To avoid a Rule 12(b)(6) dismissal, "a complaint must contain sufficient factual matter, accepted as true, to state a claim to relief that is plausible on its face[.]" Telesaurus VPC, LLC v. Power, 623 F.3d 998, 1003 (9th Cir. 2010) (citations omitted). "In sum, for a complaint to survive a motion to dismiss, the non-conclusory 'factual content,' and reasonable inferences from that content, must be plausibly suggestive of a claim entitling the plaintiff to relief." Moss v. United States Secret Serv., 572 F.3d 962, 969 (9th Cir. 2009).
If a Rule 12(b)(6) motion to dismiss is granted, "[the] district court should grant leave to amend even if no request to amend the pleading was made, unless it determines that the pleading could not possibly be cured by the allegation of other facts." Doe v. United States, 58 F.3d 494, 497 (9th Cir. 1995). In other words, leave to amend need not be granted when amendment would be futile. Gompper v. VISX, Inc., 298 F.3d 893, 898 (9th Cir. 2002).
In 1999, Plaintiff obtained a reverse mortgage in order for her to stay in her home located at 3332 W. Millcreek Drive in Visalia, California. FAC at ¶¶ 1, 7. Under the terms of the reverse mortgage, Plaintiff was not required to make monthly payments to her lender for as long as she remained in her home. Id. at ¶ 7. In addition, the amount owed on her reverse mortgage was payable only after Plaintiff died or elected to move away. Id.
Cripps was employed by Supreme Lending as the manager of Supreme Lending's branch office in Visalia, California. Id. at ¶ 3. On or about February 7, 2007, Cripps, acting on behalf of Supreme Lending, sought out Plaintiff at her church and persuaded her to refinance her reverse mortgage in a larger amount. Id. at ¶ 8. Cripps falsely represented to Plaintiff that she was receiving a new, larger reverse mortgage. Id. Cripps also informed Plaintiff that she would receive $48,000 cash from this new mortgage. Id. Cripps knew that this representation was false because the new mortgage that he was arranging for Plaintiff was not a reverse mortgage, but actually a World Savings' subprime pick-a-pay mortgage. Id. at ¶ 9.
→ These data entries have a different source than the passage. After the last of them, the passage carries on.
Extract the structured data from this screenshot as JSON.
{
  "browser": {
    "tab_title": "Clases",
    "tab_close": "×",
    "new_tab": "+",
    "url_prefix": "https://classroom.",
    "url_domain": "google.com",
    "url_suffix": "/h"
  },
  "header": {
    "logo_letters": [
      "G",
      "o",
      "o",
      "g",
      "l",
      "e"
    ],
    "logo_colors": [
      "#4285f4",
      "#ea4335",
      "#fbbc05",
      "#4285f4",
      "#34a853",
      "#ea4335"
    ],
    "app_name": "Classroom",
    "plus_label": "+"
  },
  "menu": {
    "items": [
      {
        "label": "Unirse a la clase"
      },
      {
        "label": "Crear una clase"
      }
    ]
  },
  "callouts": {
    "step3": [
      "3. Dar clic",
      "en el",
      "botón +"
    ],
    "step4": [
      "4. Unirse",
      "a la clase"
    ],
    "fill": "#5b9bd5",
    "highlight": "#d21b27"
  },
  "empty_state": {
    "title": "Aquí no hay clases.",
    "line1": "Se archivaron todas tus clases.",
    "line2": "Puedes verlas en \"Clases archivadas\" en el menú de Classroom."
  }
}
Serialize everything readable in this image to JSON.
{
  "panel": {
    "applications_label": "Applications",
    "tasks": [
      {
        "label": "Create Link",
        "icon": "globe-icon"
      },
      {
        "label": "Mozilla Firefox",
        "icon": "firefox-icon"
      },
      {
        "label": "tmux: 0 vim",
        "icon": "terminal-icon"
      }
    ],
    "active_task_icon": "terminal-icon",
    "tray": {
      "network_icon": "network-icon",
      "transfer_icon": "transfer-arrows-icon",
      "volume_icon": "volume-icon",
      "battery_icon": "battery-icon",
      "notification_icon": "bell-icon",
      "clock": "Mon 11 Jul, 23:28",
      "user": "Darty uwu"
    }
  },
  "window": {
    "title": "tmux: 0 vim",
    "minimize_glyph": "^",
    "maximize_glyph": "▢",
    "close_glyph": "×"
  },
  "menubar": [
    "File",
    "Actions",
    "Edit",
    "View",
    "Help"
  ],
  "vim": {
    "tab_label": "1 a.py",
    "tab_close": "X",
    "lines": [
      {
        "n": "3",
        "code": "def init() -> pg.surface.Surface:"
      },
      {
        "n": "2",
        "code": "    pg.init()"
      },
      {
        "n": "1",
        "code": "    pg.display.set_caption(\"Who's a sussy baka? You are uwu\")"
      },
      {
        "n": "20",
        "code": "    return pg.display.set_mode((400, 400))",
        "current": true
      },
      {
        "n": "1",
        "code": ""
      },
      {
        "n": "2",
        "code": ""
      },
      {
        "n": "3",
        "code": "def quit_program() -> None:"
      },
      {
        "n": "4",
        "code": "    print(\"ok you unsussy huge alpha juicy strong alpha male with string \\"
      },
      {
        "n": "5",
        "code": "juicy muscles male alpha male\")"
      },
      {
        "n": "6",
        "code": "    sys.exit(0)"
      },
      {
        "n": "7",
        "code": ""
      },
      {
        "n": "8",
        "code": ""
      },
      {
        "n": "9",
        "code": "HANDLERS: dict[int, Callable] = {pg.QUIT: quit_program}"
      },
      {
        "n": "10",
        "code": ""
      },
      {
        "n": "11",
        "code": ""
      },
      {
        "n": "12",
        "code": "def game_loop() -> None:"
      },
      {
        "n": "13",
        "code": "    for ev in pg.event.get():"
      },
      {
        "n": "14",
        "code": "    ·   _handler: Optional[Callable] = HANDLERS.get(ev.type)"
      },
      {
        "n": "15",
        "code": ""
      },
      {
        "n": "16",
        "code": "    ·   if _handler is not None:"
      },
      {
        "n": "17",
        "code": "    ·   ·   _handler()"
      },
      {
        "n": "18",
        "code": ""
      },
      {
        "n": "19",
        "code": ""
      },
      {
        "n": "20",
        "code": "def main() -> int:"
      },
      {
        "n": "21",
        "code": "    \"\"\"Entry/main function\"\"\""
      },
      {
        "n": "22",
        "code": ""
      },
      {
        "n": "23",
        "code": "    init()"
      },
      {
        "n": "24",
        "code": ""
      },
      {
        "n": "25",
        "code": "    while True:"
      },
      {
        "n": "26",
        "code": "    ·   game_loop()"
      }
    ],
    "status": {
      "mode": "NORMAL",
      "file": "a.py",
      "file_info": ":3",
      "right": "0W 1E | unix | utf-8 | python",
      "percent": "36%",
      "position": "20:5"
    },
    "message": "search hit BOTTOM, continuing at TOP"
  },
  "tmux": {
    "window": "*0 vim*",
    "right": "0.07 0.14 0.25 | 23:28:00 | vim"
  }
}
Thereafter, Plaintiff signed the application for the World Savings' subprime pick-a-pay mortgage. Id. at ¶ 10. Plaintiff received $48,278 in cash upon the closing of escrow for the new mortgage. Id. Cripps advised Plaintiff that it would be in her best interest to allow him to establish a savings account for her. Id. Plaintiff endorsed the check for $48, 278 to Cripps. Id. Cripps accepted the check as agent for Supreme Lending and deposited the check in the account of a fictitious entity "Horizontal Financial" in Carson City, Nevada. Id. After Plaintiff was unable to locate Cripps or the bank account that Cripps was supposed to have established for her, Plaintiff filed a report with the Visalia Police Department. Id. at ¶ 11. The Visalia Police Department referred the matter to the Federal Bureau of Investigation. Id. On November 10, 2010, Cripps was indicted by a grand jury for the Eastern District of California. Id. Cripps was later apprehended and arrested in Texas. Id.
Beginning on or about April 1, 2007, Plaintiff made the monthly payments on her new mortgage for approximately 20 months. Id. at ¶ 12. After Plaintiff was unable to make her monthly payments, Wells Fargo recorded a Notice of Default on March 26, 2010 and then recorded a notice that the trustee's sale would be held on July 19, 2010. Id. On or about February 1, 2011, Wells Fargo agreed to cancel the foreclosure on the condition that ...